Professor Curzan sympathizes with the impulse to conserve the old language, even citing the verb “interface” as one of the words she wishes would just go away. Yet despite this sympathy, she also recognizes the naturalness of change. Had the ink-horn purists had their way, we would be using Old English compounds such as “flesh-strings” for “muscles” and “bone-lock” for “joint.”
Because our language is always in flux, a study of English words allows you to trace
technological innovations—“app,” “Google,” and the prefix “e-”;
historical events—“chad,” “9/11,” and “bailout”;
cultural changes—“flexitarian,” “unfriend”;
human creativity and playfulness—“Googleganger,” “Dracula sneeze,” and “multislacking”; and
conversational discourse markers—“um,” “well,” “now.”
In fact, Professor Curzan points out that with the rise of electronically mediated communication, future linguists may look back on the late 20th and early 21st centuries as a key moment in the language’s history, as revolutionary as the printing press. Throughout The Secret Life of Words, she reflects on such questions as these:
Where do new words come from? Who has the authority to coin a word?
How have text messaging, social media, and instant messaging affected our use of language?
Who owns language? Can a corporation control a word?
Is it possible to reform language?
Along the way you’ll look at gendered language and how words such as “hussy” and “mistress” have become pejorative; Internet communications and the nuance to acronyms such as “LOL”; technology-inspired new language such as “texting”; taboo words; and the language of sports, politics, love, and war.
You’ll discover that far from being a mere practicality, wordplay is a uniquely human form of entertainment. This course provides a wonderful opportunity to study slang and the creation of new words. You may not come away using terms like “whatevs,” “traffic-lighty,” or “struggle bus” in casual conversation, but you’ll love studying the linguistic system that gives us such irreverent—and fun—slang, from “boy toy” to “cankles.”
A Vibrant, Professional Guide
At the heart of this course is the wonderful Professor Curzan.

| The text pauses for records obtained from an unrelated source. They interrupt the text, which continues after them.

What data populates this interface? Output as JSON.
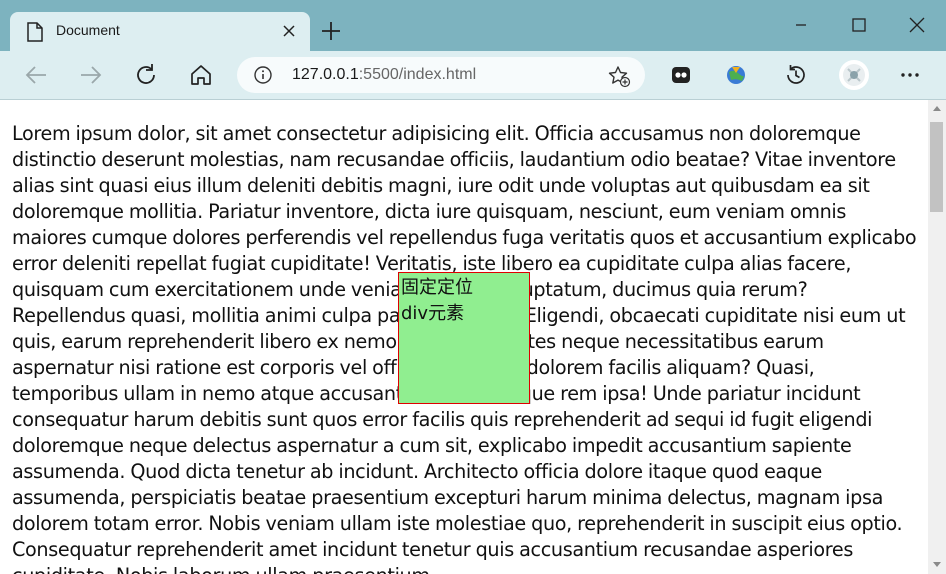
{
  "tab": {
    "title": "Document"
  },
  "addressbar": {
    "host": "127.0.0.1",
    "rest": ":5500/index.html"
  },
  "page": {
    "paragraph": "Lorem ipsum dolor, sit amet consectetur adipisicing elit. Officia accusamus non doloremque distinctio deserunt molestias, nam recusandae officiis, laudantium odio beatae? Vitae inventore alias sint quasi eius illum deleniti debitis magni, iure odit unde voluptas aut quibusdam ea sit doloremque mollitia. Pariatur inventore, dicta iure quisquam, nesciunt, eum veniam omnis maiores cumque dolores perferendis vel repellendus fuga veritatis quos et accusantium explicabo error deleniti repellat fugiat cupiditate! Veritatis, iste libero ea cupiditate culpa alias facere, quisquam cum exercitationem unde veniam odio ut voluptatum, ducimus quia rerum? Repellendus quasi, mollitia animi culpa pariatur omnis! Eligendi, obcaecati cupiditate nisi eum ut quis, earum reprehenderit libero ex nemo iusto, voluptates neque necessitatibus earum aspernatur nisi ratione est corporis vel officia inventore dolorem facilis aliquam? Quasi, temporibus ullam in nemo atque accusantium doloremque rem ipsa! Unde pariatur incidunt consequatur harum debitis sunt quos error facilis quis reprehenderit ad sequi id fugit eligendi doloremque neque delectus aspernatur a cum sit, explicabo impedit accusantium sapiente assumenda. Quod dicta tenetur ab incidunt. Architecto officia dolore itaque quod eaque assumenda, perspiciatis beatae praesentium excepturi harum minima delectus, magnam ipsa dolorem totam error. Nobis veniam ullam iste molestiae quo, reprehenderit in suscipit eius optio. Consequatur reprehenderit amet incidunt tenetur quis accusantium recusandae asperiores cupiditate. Nobis laborum ullam praesentium",
    "fixed_box_line1": "固定定位",
    "fixed_box_line2": "div元素"
  },
  "colors": {
    "titlebar": "#7db3bf",
    "toolbar": "#ddeef1",
    "fixed_box_bg": "#90ee90",
    "fixed_box_border": "#e00000"
  },
  "icons": [
    "page-icon",
    "close-icon",
    "plus-icon",
    "minimize-icon",
    "maximize-icon",
    "window-close-icon",
    "back-icon",
    "forward-icon",
    "refresh-icon",
    "home-icon",
    "info-icon",
    "add-favorite-icon",
    "extension-icon",
    "extension-globe-icon",
    "history-icon",
    "profile-icon",
    "more-icon"
  ]
}
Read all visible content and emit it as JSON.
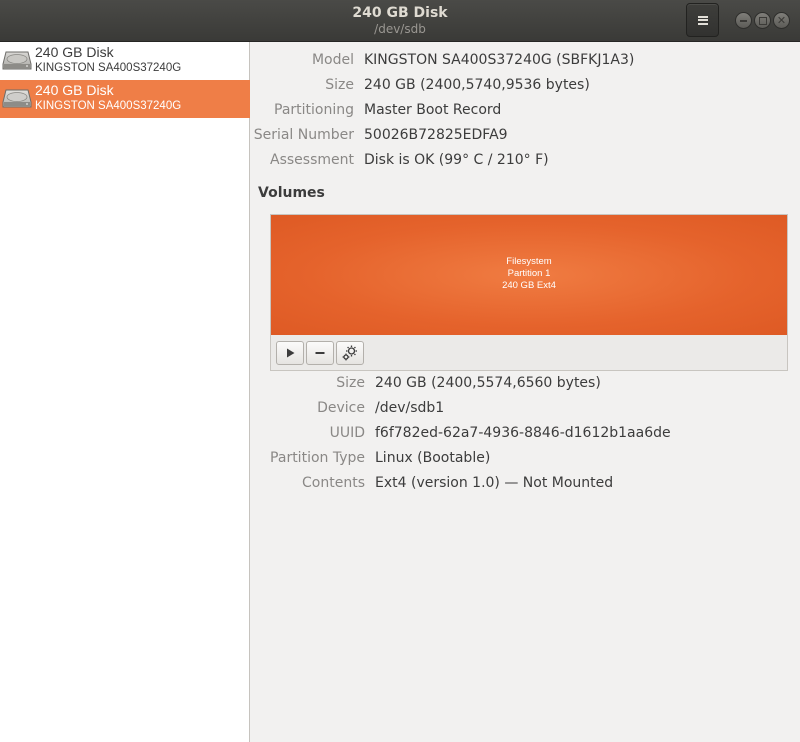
{
  "window": {
    "title": "240 GB Disk",
    "subtitle": "/dev/sdb"
  },
  "sidebar": {
    "items": [
      {
        "name": "240 GB Disk",
        "model": "KINGSTON SA400S37240G",
        "selected": false
      },
      {
        "name": "240 GB Disk",
        "model": "KINGSTON SA400S37240G",
        "selected": true
      }
    ]
  },
  "drive": {
    "model_label": "Model",
    "model_value": "KINGSTON SA400S37240G (SBFKJ1A3)",
    "size_label": "Size",
    "size_value": "240 GB (2400,5740,9536 bytes)",
    "partitioning_label": "Partitioning",
    "partitioning_value": "Master Boot Record",
    "serial_label": "Serial Number",
    "serial_value": "50026B72825EDFA9",
    "assessment_label": "Assessment",
    "assessment_value": "Disk is OK (99° C / 210° F)"
  },
  "volumes": {
    "heading": "Volumes",
    "partition": {
      "line1": "Filesystem",
      "line2": "Partition 1",
      "line3": "240 GB Ext4"
    },
    "toolbar": {
      "mount_icon": "play-icon",
      "delete_icon": "minus-icon",
      "options_icon": "gears-icon"
    }
  },
  "volume_details": {
    "size_label": "Size",
    "size_value": "240 GB (2400,5574,6560 bytes)",
    "device_label": "Device",
    "device_value": "/dev/sdb1",
    "uuid_label": "UUID",
    "uuid_value": "f6f782ed-62a7-4936-8846-d1612b1aa6de",
    "ptype_label": "Partition Type",
    "ptype_value": "Linux (Bootable)",
    "contents_label": "Contents",
    "contents_value": "Ext4 (version 1.0) — Not Mounted"
  },
  "colors": {
    "accent": "#ef7e47",
    "partition": "#e5632c",
    "titlebar": "#3f3f3c"
  }
}
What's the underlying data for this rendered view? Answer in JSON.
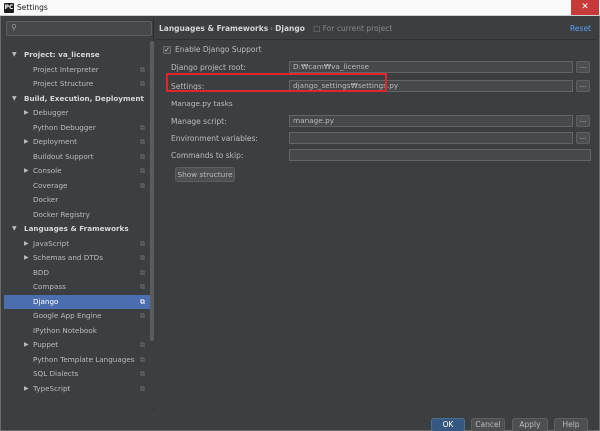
{
  "window": {
    "title": "Settings"
  },
  "sidebar": {
    "search_placeholder": "",
    "items": [
      {
        "label": "Project: va_license",
        "level": 0,
        "group": true,
        "expanded": true,
        "scope": false
      },
      {
        "label": "Project Interpreter",
        "level": 1,
        "scope": true
      },
      {
        "label": "Project Structure",
        "level": 1,
        "scope": true
      },
      {
        "label": "Build, Execution, Deployment",
        "level": 0,
        "group": true,
        "expanded": true,
        "scope": false
      },
      {
        "label": "Debugger",
        "level": 1,
        "collapsed": true,
        "scope": false
      },
      {
        "label": "Python Debugger",
        "level": 1,
        "scope": true
      },
      {
        "label": "Deployment",
        "level": 1,
        "collapsed": true,
        "scope": true
      },
      {
        "label": "Buildout Support",
        "level": 1,
        "scope": true
      },
      {
        "label": "Console",
        "level": 1,
        "collapsed": true,
        "scope": true
      },
      {
        "label": "Coverage",
        "level": 1,
        "scope": true
      },
      {
        "label": "Docker",
        "level": 1,
        "scope": false
      },
      {
        "label": "Docker Registry",
        "level": 1,
        "scope": false
      },
      {
        "label": "Languages & Frameworks",
        "level": 0,
        "group": true,
        "expanded": true,
        "scope": false
      },
      {
        "label": "JavaScript",
        "level": 1,
        "collapsed": true,
        "scope": true
      },
      {
        "label": "Schemas and DTDs",
        "level": 1,
        "collapsed": true,
        "scope": true
      },
      {
        "label": "BDD",
        "level": 1,
        "scope": true
      },
      {
        "label": "Compass",
        "level": 1,
        "scope": true
      },
      {
        "label": "Django",
        "level": 1,
        "scope": true,
        "selected": true
      },
      {
        "label": "Google App Engine",
        "level": 1,
        "scope": true
      },
      {
        "label": "IPython Notebook",
        "level": 1,
        "scope": false
      },
      {
        "label": "Puppet",
        "level": 1,
        "collapsed": true,
        "scope": true
      },
      {
        "label": "Python Template Languages",
        "level": 1,
        "scope": true
      },
      {
        "label": "SQL Dialects",
        "level": 1,
        "scope": true
      },
      {
        "label": "TypeScript",
        "level": 1,
        "collapsed": true,
        "scope": true
      }
    ]
  },
  "header": {
    "crumb_parent": "Languages & Frameworks",
    "separator": "›",
    "crumb_current": "Django",
    "scope_note": "For current project",
    "reset": "Reset"
  },
  "django": {
    "enable_label": "Enable Django Support",
    "enabled": true,
    "project_root_label": "Django project root:",
    "project_root_value": "D:₩cam₩va_license",
    "settings_label": "Settings:",
    "settings_value": "django_settings₩settings.py",
    "manage_section": "Manage.py tasks",
    "manage_script_label": "Manage script:",
    "manage_script_value": "manage.py",
    "env_vars_label": "Environment variables:",
    "env_vars_value": "",
    "commands_skip_label": "Commands to skip:",
    "commands_skip_value": "",
    "show_structure": "Show structure",
    "browse": "..."
  },
  "footer": {
    "ok": "OK",
    "cancel": "Cancel",
    "apply": "Apply",
    "help": "Help"
  },
  "colors": {
    "accent": "#4b6eaf",
    "link": "#589df6",
    "highlight": "#e0262b"
  }
}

With energy, enthusiasm, and a democratic approach to language, she takes you on a journey from Beowulf and the Battle of Hastings to modern-day blogs and chat rooms. She brings you teenage slang and Internet-speak, and she delves deeply into the history of English and the field of linguistics.
As an award-winning professor, a member of the American Dialect Society, and a member of the American Heritage Dictionary’s usage panel, Professor Curzan knows her material, and she presents a wealth of information in this comprehensive course. But since the material is so enjoyable—“geektastic,” you might say—it hardly feels like learning.
By course end, you’ll come away with a new appreciation for the many varieties of English, and you’ll be equipped with the tools to build on these linguistic foundations. From the subtle negotiation of a word like “well” in conversation to the hidden relationship between “foot” and “pedestrian,” once you begin to explore the secret life of words, your understanding of English will never be the same.